Could you filter the material and copy every line where the word "Thay" occurs?

****

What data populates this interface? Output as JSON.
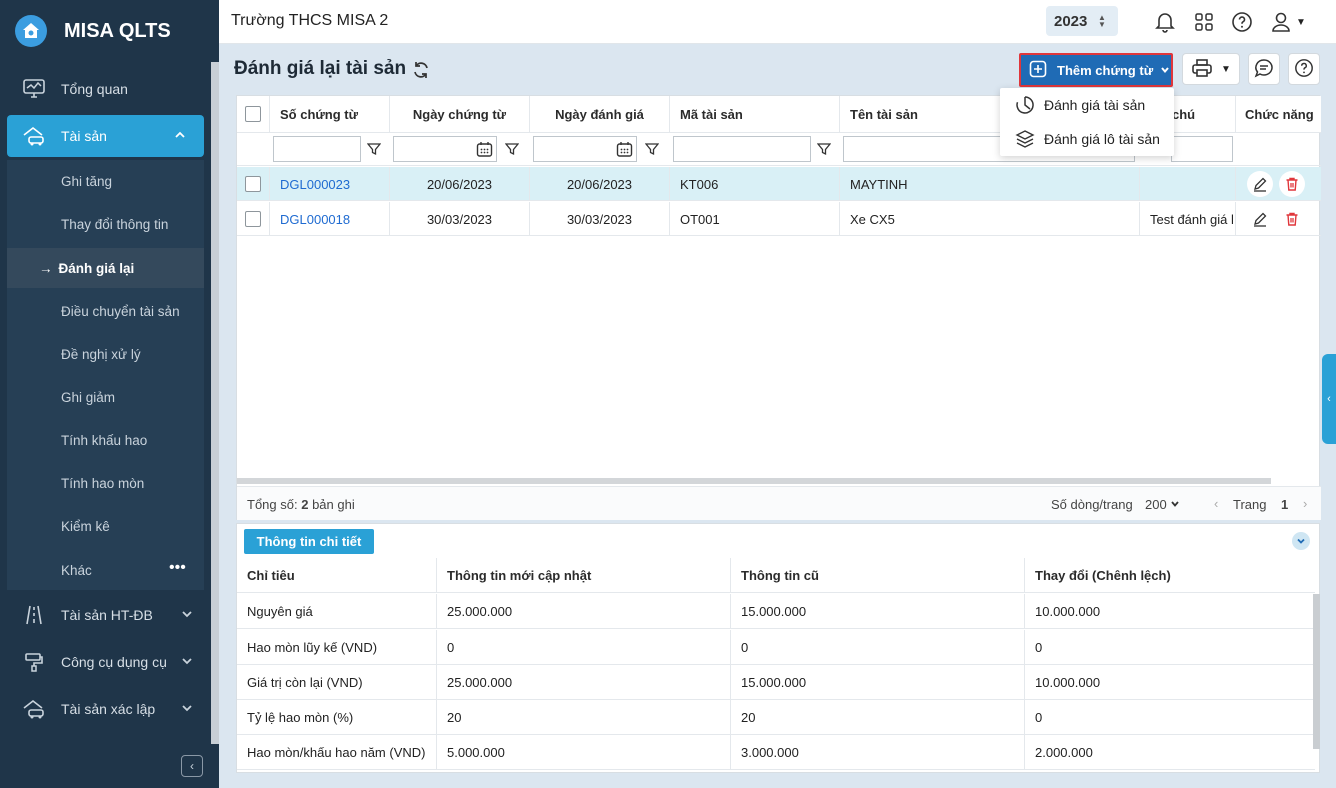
{
  "app": {
    "title": "MISA QLTS"
  },
  "topbar": {
    "org": "Trường THCS MISA 2",
    "year": "2023"
  },
  "sidebar": {
    "items": [
      {
        "label": "Tổng quan"
      },
      {
        "label": "Tài sản"
      },
      {
        "label": "Tài sản HT-ĐB"
      },
      {
        "label": "Công cụ dụng cụ"
      },
      {
        "label": "Tài sản xác lập"
      }
    ],
    "sub": [
      {
        "label": "Ghi tăng"
      },
      {
        "label": "Thay đổi thông tin"
      },
      {
        "label": "Đánh giá lại"
      },
      {
        "label": "Điều chuyển tài sản"
      },
      {
        "label": "Đề nghị xử lý"
      },
      {
        "label": "Ghi giảm"
      },
      {
        "label": "Tính khấu hao"
      },
      {
        "label": "Tính hao mòn"
      },
      {
        "label": "Kiểm kê"
      },
      {
        "label": "Khác"
      }
    ]
  },
  "page": {
    "title": "Đánh giá lại tài sản"
  },
  "toolbar": {
    "add_label": "Thêm chứng từ",
    "menu": [
      "Đánh giá tài sản",
      "Đánh giá lô tài sản"
    ]
  },
  "grid": {
    "columns": [
      "Số chứng từ",
      "Ngày chứng từ",
      "Ngày đánh giá",
      "Mã tài sản",
      "Tên tài sản",
      "chú",
      "Chức năng"
    ],
    "rows": [
      {
        "code": "DGL000023",
        "doc_date": "20/06/2023",
        "eval_date": "20/06/2023",
        "asset_code": "KT006",
        "asset_name": "MAYTINH",
        "note": ""
      },
      {
        "code": "DGL000018",
        "doc_date": "30/03/2023",
        "eval_date": "30/03/2023",
        "asset_code": "OT001",
        "asset_name": "Xe CX5",
        "note": "Test đánh giá l"
      }
    ],
    "footer": {
      "total_label": "Tổng số:",
      "total": "2",
      "total_unit": "bản ghi",
      "per_page_label": "Số dòng/trang",
      "per_page": "200",
      "page_label": "Trang",
      "page": "1"
    }
  },
  "detail": {
    "tab": "Thông tin chi tiết",
    "columns": [
      "Chỉ tiêu",
      "Thông tin mới cập nhật",
      "Thông tin cũ",
      "Thay đổi (Chênh lệch)"
    ],
    "rows": [
      [
        "Nguyên giá",
        "25.000.000",
        "15.000.000",
        "10.000.000"
      ],
      [
        "Hao mòn lũy kế (VND)",
        "0",
        "0",
        "0"
      ],
      [
        "Giá trị còn lại (VND)",
        "25.000.000",
        "15.000.000",
        "10.000.000"
      ],
      [
        "Tỷ lệ hao mòn (%)",
        "20",
        "20",
        "0"
      ],
      [
        "Hao mòn/khấu hao năm (VND)",
        "5.000.000",
        "3.000.000",
        "2.000.000"
      ]
    ]
  },
  "colors": {
    "sidebar": "#1f3549",
    "accent": "#2aa1d6",
    "primary": "#1f6bb5",
    "highlight_border": "#e0363b"
  }
}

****

> **Task response**
        "label": "Thay đổi thông tin"
      "Thay đổi (Chênh lệch)"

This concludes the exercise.